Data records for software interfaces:
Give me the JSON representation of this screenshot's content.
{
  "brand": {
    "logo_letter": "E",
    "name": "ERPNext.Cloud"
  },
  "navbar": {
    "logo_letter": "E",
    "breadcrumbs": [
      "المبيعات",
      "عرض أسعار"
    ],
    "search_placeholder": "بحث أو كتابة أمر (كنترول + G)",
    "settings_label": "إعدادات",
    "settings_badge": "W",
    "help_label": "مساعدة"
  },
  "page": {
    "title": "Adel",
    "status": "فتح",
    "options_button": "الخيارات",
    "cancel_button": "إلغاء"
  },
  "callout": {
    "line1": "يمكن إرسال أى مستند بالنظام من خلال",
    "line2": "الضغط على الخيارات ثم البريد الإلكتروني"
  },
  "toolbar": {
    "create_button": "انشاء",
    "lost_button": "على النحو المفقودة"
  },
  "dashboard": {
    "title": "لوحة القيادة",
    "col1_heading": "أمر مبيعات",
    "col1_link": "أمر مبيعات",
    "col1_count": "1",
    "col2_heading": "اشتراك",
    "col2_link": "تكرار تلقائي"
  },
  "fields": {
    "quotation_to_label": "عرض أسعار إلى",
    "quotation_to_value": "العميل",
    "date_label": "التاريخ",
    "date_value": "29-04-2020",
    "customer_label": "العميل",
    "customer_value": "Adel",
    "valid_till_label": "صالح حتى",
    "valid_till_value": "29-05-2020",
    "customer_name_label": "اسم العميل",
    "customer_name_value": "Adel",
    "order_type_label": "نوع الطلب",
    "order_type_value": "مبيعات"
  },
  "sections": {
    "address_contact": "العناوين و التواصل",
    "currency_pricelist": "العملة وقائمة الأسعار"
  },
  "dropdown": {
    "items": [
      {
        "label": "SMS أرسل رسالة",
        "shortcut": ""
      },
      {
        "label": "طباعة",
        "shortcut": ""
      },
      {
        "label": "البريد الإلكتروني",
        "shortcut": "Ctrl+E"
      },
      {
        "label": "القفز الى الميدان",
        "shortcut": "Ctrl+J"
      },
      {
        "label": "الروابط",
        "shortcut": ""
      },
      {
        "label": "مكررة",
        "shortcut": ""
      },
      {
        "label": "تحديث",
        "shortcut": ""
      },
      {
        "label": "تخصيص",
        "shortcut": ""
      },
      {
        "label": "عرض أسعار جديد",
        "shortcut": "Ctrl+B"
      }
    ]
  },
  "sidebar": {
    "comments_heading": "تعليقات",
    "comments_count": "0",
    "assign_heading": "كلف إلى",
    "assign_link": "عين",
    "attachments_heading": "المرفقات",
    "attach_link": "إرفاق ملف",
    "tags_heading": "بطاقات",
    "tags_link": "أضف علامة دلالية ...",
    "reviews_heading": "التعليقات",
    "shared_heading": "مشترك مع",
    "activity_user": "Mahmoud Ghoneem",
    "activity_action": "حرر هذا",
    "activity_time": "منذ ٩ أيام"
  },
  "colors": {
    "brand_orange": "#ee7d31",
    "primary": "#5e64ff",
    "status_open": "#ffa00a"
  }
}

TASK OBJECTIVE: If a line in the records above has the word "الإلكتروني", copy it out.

ANSWER TO THIS EXERCISE:
    "line2": "الضغط على الخيارات ثم البريد الإلكتروني"
        "label": "البريد الإلكتروني",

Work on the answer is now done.